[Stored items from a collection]

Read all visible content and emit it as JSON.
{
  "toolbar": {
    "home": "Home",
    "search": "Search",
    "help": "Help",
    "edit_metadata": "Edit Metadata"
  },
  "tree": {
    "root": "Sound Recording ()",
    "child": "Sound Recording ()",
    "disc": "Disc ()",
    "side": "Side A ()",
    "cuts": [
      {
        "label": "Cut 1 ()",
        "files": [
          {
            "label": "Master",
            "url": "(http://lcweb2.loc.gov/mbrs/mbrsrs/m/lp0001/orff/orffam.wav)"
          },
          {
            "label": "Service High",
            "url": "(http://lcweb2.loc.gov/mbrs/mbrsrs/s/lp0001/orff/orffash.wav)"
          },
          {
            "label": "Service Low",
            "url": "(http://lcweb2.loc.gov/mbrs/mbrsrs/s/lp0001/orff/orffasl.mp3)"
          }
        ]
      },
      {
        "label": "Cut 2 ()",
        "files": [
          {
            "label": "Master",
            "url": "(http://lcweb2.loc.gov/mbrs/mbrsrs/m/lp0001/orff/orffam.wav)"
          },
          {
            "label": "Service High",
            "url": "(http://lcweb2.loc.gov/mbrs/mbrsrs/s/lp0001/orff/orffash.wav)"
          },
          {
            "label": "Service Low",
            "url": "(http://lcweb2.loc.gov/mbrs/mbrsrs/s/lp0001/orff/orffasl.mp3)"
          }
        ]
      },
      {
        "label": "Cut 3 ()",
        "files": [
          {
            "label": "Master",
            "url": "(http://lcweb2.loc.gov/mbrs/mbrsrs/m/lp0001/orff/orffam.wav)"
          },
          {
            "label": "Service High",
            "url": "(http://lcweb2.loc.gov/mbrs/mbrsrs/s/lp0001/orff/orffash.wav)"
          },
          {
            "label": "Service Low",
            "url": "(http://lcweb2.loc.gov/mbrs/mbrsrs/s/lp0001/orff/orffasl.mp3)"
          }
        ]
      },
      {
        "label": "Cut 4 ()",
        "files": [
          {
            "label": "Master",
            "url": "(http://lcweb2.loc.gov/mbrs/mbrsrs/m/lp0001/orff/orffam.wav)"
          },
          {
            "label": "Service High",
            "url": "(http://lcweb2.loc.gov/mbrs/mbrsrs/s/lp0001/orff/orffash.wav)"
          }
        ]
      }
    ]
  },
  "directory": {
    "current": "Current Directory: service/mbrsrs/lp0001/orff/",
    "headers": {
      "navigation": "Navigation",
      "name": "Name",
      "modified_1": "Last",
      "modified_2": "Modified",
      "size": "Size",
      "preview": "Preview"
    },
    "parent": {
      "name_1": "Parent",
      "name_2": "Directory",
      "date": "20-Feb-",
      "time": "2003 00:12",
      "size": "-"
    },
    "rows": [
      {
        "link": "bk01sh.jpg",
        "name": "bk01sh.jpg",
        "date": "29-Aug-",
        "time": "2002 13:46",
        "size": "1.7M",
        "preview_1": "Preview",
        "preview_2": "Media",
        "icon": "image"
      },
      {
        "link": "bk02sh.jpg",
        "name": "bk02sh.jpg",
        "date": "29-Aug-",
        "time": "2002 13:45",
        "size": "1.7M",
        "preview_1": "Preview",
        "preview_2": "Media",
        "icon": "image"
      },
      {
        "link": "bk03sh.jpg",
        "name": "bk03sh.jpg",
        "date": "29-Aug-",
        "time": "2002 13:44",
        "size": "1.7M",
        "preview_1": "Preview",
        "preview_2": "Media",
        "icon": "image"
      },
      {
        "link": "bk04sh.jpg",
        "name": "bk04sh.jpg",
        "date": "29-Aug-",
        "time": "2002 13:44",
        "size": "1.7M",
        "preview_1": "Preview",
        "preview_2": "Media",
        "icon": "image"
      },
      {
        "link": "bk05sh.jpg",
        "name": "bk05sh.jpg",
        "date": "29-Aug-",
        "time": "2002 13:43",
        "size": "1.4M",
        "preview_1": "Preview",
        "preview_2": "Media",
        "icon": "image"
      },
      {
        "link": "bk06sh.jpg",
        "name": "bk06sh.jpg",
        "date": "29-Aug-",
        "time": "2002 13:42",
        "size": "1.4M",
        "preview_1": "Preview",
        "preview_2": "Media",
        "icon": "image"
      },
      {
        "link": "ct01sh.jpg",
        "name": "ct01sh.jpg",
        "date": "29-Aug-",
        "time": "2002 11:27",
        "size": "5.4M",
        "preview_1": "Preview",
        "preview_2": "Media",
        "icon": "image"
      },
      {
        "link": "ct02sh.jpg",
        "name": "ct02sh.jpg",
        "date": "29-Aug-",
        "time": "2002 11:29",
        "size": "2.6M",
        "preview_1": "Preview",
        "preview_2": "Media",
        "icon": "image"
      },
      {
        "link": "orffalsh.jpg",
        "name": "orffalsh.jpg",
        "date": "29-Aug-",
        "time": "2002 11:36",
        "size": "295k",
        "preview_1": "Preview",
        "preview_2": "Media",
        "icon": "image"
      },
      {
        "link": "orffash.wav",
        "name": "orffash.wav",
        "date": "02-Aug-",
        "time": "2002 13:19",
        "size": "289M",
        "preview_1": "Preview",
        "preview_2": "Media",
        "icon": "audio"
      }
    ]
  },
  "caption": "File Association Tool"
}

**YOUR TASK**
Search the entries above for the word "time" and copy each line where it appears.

**ANSWER AREA**
      "time": "2003 00:12",
        "time": "2002 13:46",
        "time": "2002 13:45",
        "time": "2002 13:44",
        "time": "2002 13:44",
        "time": "2002 13:43",
        "time": "2002 13:42",
        "time": "2002 11:27",
        "time": "2002 11:29",
        "time": "2002 11:36",
        "time": "2002 13:19",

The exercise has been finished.